Many of the episodes revolve around proposals backed by Hacker but frustrated by Appleby, who uses a range of clever stratagems to defeat ministerial proposals while seeming to support them. Other episodes revolve around proposals promoted by Appleby but rejected by Hacker, which Appleby attempts by all means necessary to persuade Hacker to accept, they do join forces in order to achieve a common goal, such as preventing the closure of their department or dealing with a diplomatic incident. As the series revolves around the inner workings of central government, most of the scenes take place in private locations, such as offices and exclusive members' clubs. Lynn said that "there was not a single scene set in the House of Commons because government does not take place in the House of Commons; some politics and much theatre takes place there. Government happens in private; as in all public performances, the real work is done behind closed doors. The public and the House are shown what the government wishes them to see."
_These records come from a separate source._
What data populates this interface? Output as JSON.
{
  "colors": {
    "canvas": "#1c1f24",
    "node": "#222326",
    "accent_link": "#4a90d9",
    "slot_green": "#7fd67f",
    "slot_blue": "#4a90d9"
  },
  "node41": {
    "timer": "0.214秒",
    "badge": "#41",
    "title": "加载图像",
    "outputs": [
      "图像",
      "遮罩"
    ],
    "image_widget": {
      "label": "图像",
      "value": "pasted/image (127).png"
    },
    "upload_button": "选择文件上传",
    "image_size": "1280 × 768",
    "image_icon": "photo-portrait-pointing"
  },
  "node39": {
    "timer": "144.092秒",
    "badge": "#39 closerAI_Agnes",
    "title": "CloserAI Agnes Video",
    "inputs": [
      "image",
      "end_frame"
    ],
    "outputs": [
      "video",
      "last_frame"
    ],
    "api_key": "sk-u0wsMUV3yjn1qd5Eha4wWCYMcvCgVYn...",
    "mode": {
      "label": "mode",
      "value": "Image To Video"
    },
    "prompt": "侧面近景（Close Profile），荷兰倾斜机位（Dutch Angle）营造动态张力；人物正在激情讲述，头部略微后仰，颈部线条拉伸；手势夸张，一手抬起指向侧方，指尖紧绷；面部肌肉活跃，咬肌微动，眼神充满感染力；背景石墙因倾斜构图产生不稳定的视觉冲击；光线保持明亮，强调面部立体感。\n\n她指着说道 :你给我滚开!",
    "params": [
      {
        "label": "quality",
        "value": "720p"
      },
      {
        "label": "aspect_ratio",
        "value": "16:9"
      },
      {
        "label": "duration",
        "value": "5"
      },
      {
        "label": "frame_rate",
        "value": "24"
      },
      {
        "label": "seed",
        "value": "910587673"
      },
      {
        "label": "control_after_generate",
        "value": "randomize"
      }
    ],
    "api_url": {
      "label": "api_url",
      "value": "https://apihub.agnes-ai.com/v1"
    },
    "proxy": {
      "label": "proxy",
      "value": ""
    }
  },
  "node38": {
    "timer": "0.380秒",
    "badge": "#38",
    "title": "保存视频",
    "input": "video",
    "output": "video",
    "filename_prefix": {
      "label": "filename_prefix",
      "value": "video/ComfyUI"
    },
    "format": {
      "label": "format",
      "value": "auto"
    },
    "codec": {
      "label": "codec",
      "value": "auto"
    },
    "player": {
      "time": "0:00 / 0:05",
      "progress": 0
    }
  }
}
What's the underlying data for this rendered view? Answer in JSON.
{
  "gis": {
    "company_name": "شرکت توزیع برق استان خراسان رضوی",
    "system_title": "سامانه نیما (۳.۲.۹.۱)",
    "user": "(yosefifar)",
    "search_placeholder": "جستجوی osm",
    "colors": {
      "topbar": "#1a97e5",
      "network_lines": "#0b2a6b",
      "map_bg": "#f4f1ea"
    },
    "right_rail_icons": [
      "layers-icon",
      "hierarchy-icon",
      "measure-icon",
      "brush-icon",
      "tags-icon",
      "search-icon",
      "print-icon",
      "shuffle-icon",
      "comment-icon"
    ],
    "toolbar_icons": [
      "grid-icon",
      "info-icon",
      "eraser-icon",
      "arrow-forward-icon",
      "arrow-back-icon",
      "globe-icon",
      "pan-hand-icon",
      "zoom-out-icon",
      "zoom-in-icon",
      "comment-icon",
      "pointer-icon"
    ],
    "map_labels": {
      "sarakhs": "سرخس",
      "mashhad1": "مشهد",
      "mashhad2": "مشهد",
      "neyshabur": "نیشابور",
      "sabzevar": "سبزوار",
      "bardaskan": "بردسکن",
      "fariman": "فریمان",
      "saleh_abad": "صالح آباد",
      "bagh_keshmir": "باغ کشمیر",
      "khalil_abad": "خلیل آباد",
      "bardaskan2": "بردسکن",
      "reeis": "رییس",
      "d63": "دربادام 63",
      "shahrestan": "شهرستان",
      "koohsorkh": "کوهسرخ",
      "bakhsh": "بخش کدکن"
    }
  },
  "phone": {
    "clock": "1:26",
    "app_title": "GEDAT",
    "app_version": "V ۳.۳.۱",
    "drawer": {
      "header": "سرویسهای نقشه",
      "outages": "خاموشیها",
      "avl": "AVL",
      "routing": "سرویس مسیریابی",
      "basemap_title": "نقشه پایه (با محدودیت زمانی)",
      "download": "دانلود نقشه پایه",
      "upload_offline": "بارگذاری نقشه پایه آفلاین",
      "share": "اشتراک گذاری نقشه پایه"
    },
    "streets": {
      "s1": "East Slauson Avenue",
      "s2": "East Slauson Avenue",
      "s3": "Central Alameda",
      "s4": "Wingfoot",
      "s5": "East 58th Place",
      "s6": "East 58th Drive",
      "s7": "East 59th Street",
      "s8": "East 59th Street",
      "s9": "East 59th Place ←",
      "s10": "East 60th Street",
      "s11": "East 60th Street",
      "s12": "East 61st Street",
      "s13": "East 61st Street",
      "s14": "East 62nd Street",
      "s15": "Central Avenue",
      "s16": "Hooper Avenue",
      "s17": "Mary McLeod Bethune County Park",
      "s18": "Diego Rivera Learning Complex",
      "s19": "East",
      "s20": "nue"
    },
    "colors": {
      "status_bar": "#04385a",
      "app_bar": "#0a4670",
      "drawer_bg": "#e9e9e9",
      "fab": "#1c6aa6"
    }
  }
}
However, the episode "The Compassionate Society" does feature an audio recording of Yesterday in Parliament in which Hacker speaks in the House of Commons, other episodes include scenes in the Foreign Secretary's House of Commons office and a Committee room. At the time of the making of the series, television cameras were not allowed in the House of Commons and had only been introduced into the House of Lords, so it was not unusual to a British audience to have no scenes from there; the Right Honourable Jim Hacker MP elevated to the House of Lords as Lord Hacker of Islington, was the editor of a newspaper called Reform before going into politics. He spent a good deal of time in Parliament on the Opposition benches before his party won a general election. In Yes Minister, he is the Minister for Administrative Affairs and a cabinet minister, in Yes, Prime Minister he becomes the Prime Minister of the United Kingdom. Hacker received his degree from the London School of Economics, for which he is derided by the Oxford-educated Sir Humphrey.
His early character is that of a gung-ho, but naïve, bringing sweeping changes to his department. Before long, Hacker begins to notice that Civil Service tactics are preventing his planned changes being put into practice; as he learns, he becomes more cynical, using some of the Civil Service ruses himself. While Sir Humphrey held all the aces, Hacker now and again plays a trump card of his own. Throughout Yes Minister, Hacker, at his worst, is portrayed as a publicity-seeking bungler, incapable of making a firm decision, he is prone to embarrassing blunders, is a frequent target of criticism from the press and stern lectures from the Chief Whip. However, he is shown to be politically savvy, he becomes more aware of Sir Humphrey's real agenda. In Yes, Prime Minister, Hacker becomes more statesmanlike, he dreams up his "Grand Design" and hones his diplomatic skills. Nearly all of these efforts land him in trouble. In a Radio Times interview to promote Yes, Prime Minister, Pa